In fact, regulators around the world are playing a high stakes game of Whack-a-Mole, a popular arcade game in which players hit cheeky little moles with mallets, but as soon as one is knocked out another appears elsewhere.

WHACK A MOLE_0However, the risky business is driven by consumer demand, and now OTCs are in Action in New Zealand to satisfy those needs safely and legally. One of the more common unapproved ingredients in the FDA’s list of adulterated products is sildenafil, more commonly known by its legal Rx brand name, Viagra. The Rx-to-OTC switch of Silvasta (sildenafil) erectile dysfunction treatment in New Zealand was approved in late 2014. Men aged 35-70 years can purchase Silvasta without an Rx following a screening process with a trained pharmacist. This spring Nicholas Hall & Company awarded Douglas Pharma its top marketing award for the launch of Silvasta. A consumer campaign includes TV ads featuring an “everyday” man explaining that help is at hand from pharmacies without the need to see a doctor, while a pharmacy finder website directs men to the nearest outlet.

Another interesting development that will ensure consumer access to safer drugs is the UK’s new requirement that online medicine sellers must be registered with the Medicines & Healthcare products Regulatory Agency. They must display on every page of their website the new European common logo, which will be linked to their entry in the MHRA’s list of registered online sellers. The medicine being offered online must be licensed in the member state where the purchaser is based, and the seller must be legally entitled to sell medicine in accordance with UK legislation. Registered pharmacies can sell general sales list and pharmacy medicines or supply Rx-only medicines that they have dispensed against a prescription. Other retailers can only sell GSL (self-selection OTC) products. The penalty for disobeying the registration and logo rules is up to two years in prison, a fine or both.

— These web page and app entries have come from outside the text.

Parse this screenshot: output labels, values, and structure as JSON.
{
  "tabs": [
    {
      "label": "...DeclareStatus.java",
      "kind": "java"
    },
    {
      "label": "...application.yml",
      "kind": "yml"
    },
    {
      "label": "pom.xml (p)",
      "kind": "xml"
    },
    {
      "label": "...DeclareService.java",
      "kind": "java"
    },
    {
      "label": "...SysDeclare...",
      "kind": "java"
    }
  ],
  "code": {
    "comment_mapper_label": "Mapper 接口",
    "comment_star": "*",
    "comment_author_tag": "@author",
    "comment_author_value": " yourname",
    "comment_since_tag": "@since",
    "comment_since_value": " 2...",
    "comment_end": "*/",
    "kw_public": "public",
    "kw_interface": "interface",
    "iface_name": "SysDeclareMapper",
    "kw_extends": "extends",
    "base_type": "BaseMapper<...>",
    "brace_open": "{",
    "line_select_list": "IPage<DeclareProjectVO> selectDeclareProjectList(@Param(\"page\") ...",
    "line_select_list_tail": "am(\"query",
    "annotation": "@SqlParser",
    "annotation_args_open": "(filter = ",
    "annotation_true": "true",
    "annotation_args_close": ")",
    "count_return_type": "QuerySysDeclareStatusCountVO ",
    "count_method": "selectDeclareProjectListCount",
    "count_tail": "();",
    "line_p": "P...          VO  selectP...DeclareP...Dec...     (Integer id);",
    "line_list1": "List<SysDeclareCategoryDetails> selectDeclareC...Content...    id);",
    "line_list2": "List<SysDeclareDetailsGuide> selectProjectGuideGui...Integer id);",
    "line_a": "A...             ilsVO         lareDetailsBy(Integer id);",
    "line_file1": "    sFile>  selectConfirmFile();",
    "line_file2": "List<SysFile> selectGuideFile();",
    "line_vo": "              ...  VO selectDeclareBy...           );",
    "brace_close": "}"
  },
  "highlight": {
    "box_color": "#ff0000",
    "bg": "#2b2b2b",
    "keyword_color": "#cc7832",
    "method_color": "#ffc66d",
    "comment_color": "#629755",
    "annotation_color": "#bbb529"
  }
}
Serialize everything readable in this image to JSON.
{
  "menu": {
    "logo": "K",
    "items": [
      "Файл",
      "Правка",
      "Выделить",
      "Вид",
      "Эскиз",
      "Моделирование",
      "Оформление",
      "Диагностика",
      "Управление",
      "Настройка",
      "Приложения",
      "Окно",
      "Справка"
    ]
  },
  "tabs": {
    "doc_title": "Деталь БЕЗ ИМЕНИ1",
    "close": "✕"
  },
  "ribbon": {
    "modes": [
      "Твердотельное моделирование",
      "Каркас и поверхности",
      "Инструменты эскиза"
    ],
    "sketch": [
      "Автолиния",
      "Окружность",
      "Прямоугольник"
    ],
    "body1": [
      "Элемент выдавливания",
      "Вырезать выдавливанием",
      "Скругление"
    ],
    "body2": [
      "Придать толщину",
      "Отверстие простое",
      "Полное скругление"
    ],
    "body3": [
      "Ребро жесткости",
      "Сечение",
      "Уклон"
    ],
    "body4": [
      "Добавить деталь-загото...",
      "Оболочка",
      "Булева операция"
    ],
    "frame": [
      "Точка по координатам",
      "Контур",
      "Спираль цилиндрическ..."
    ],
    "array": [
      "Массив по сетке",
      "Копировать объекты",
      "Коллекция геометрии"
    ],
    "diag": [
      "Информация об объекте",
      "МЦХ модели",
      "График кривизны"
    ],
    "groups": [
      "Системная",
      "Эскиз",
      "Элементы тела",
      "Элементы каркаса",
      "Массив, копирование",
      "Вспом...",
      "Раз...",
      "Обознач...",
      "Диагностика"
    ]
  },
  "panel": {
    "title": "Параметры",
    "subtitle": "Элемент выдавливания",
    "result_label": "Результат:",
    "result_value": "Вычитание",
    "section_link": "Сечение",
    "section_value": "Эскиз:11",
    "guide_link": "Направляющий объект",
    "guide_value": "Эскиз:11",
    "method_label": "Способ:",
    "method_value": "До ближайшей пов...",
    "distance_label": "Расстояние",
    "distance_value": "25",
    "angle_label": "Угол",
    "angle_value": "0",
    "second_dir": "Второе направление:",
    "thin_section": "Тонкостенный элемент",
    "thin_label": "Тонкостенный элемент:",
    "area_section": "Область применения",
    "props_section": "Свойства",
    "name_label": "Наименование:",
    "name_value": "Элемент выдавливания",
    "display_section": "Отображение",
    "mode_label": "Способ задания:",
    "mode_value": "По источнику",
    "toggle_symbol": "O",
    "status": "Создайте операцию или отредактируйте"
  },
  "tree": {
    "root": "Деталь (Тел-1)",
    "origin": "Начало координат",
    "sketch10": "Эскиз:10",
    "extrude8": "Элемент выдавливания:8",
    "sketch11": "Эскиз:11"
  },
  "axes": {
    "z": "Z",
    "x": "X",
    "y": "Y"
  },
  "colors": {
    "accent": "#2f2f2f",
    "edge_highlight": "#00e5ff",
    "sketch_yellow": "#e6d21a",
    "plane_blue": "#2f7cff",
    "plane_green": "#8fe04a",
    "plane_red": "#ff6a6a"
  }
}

In an somewhat related matter, as it affects consumer safety and appropriate use of OTC medicines by reducing illicit methamphetamine manufacture, Acura Pharmaceuticals has entered into an agreement with OTC cold remedy giant Bayer to license its IMPEDE technology. IMPEDE technology, which is available in the US in Acura’s Nexafed, has demonstrated significantly reduced yields of methamphetamine compared to traditional formulations in lab tests and has been associated with a reduction in meth labs in local markets of up to 90%. OTCs in Action covered the launch of Acura’s Nexafed Sinus Pressure + Pain (pseudoephedrine and acetaminophen) in February.

Episode 17: Outwitting meth manufacturers